Last night, the Charmed reboot series aired its pilot episode, and overall, it was very Tumblr-speak and has a lot of potential, but the controversies surrounding it have done more harm than good to what the series is trying to be.
When you want to frame your show as one of inclusion, diversity, and having a desire to engage in progressive politics—all things this rebooted Charmed series has wanted to project—then I would usually assume you understand that representation and diversity isn’t just about putting people of color on the screen interchangeably. For months, the Charmed reboot has framed itself as a Latina rebooted version of Charmed, and as we reported last week, that is not the case, with only one of the three actresses actually being Latina.
Kate Sanchez, discussing the issue with this misinformation on the site But Why Tho?, spoke about her (and many other POC’s) skepticisms about these diverse new reboots: “I find it hard to see diverse reboots as little more than money grabs that are empty. But even in the emptiness of it all, we keep seeing studios and companies gain social media successes just by announcing casts and instead of looking at the tradition of mistreatment we celebrate them with no critique.”
In looking at the writer’s room for Charmed, it is indeed diverse, and one of the writers/executive producers, Amy Rardin, told The Hollywood Reporter, “we have one token straight white dude on our staff, who is a very lovely, open person. But every other person on our staff is a person of color, is part of the LGBTQ community. I feel like it’s important to have an inclusive staff to tell those stories, to make them personal and specific.”
And if you want to make these stories personal and specific, why not then cast personally and specifically? The reality of what it means to be Afro-Latina/Latina is different and varied, depending on which ethnic background you are from, and all that comes together and is important if you are trying to create accurate representation.
Patrick Gomez, from Entertainment Weekly, wrote in an op-ed that “In another life, I was an actor who regularly went on auditions. Basically, half the time they were in Spanish and half the time they were for characters of Middle Eastern descent. It’s a problem that agents, managers, casting directors, and executives think that having similar skin color makes actors from completely different backgrounds are interchangeable. But the alternative is having a sign on the door that says “Whites Only.” And I think we can all agree that’s not a good look.”
Except it doesn’t have to say, “Whites only.” It can say, “Latinx actors only.” How many people of color get locked out of casting rooms that are casting for “whites only,” even when they don’t explicitly say so? If this series wanted to get the representation credit for writing Latinx characters, then they should make the effort to cast Latinx actors, which is well within their abilities. Hollywood has to do better, not only just to get those “personal and specific” stories, but also for the other deeply important issue: money.
Diversity and representation are also about giving actors of color jobs and career opportunities. Afro-Latinx actors like Gina Torres (Afro-Cuban), have been outspoken about how their Latinx identity gets erased because of their blackness, and the colorism that they have faced because of that.
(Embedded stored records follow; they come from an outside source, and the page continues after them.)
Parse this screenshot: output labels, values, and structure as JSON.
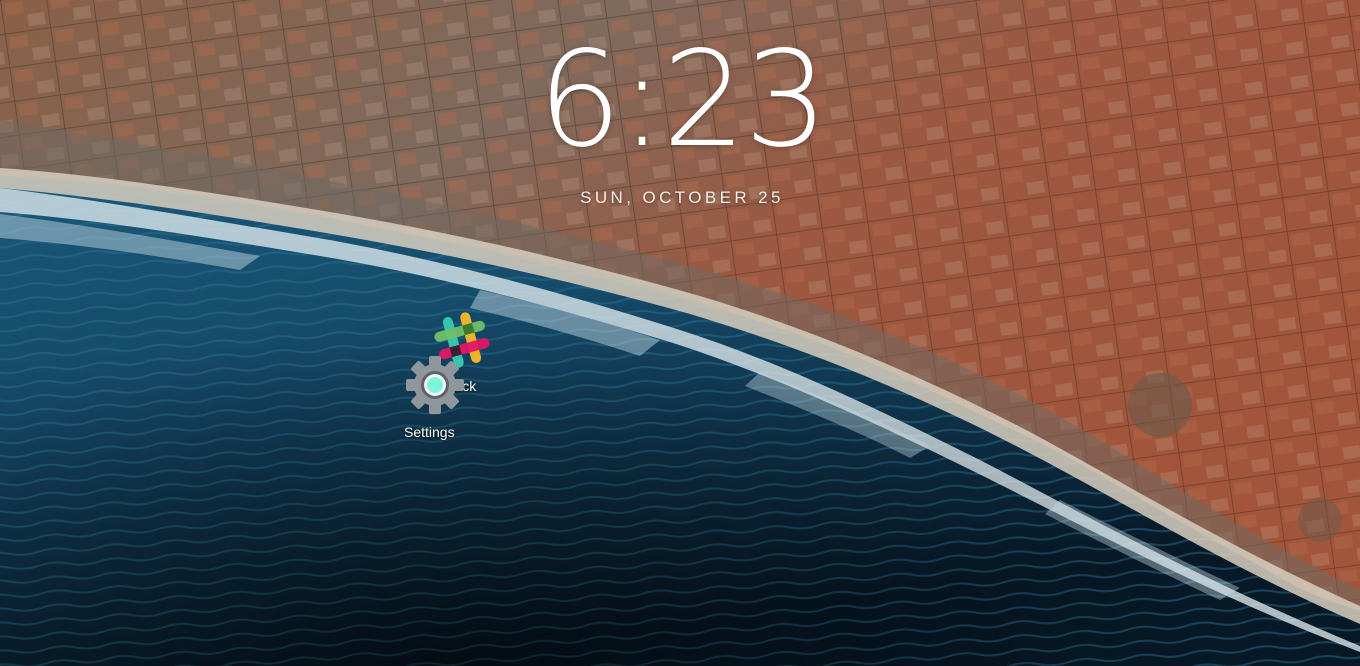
{
  "lockscreen": {
    "time": "6:23",
    "date": "SUN, OCTOBER 25"
  },
  "desktop_icons": [
    {
      "label": "Slack",
      "icon": "slack-icon"
    },
    {
      "label": "Settings",
      "icon": "gear-icon"
    }
  ],
  "colors": {
    "ocean": "#174e6e",
    "land": "#9a4f36",
    "slack_teal": "#36c5ab",
    "slack_pink": "#e01765",
    "slack_green": "#6ec06c",
    "slack_yellow": "#ecb32d",
    "gear": "#8f969c",
    "gear_accent": "#7ef4df"
  }
}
Hell, this clip, Gina Torres is at the American Latino Media Arts (ALMA) Awards, and the reporter speaks to her in English at first.
I certainly don’t wish ill upon Charmed, and for the most part, I was rooting for it, even as I watched the pilot. It wasn’t perfect, but it was just the first episode, and there’s time for it to find its footing. Yet, the fact that there has been so much deliberate misinformation from the powers that be, and so little done to correct that, is a problem.
I hope the show will try to correct these things, because there’s a lot here that could be good, but ultimately, white executives need to realize that our marginalization is not something for them to profit from without having consideration for those identities at every level. They also don’t get to erase or downplay the identities of other women of color to fit them into a colorist box. Erasure is not suddenly representation just because any person of color is cast, especially when the goal is to tell a specific story.
We’ll see where Charmed goes next, but I’d highly recommend listening to Latinx voices while we are having this discussion.
(image: Katie Yu/The CW)
Want more stories like this? Become a subscriber and support the site!
—The Mary Sue has a strict comment policy that forbids, but is not limited to, personal insults toward anyone, hate speech, and trolling.—
Powered by WPeMatico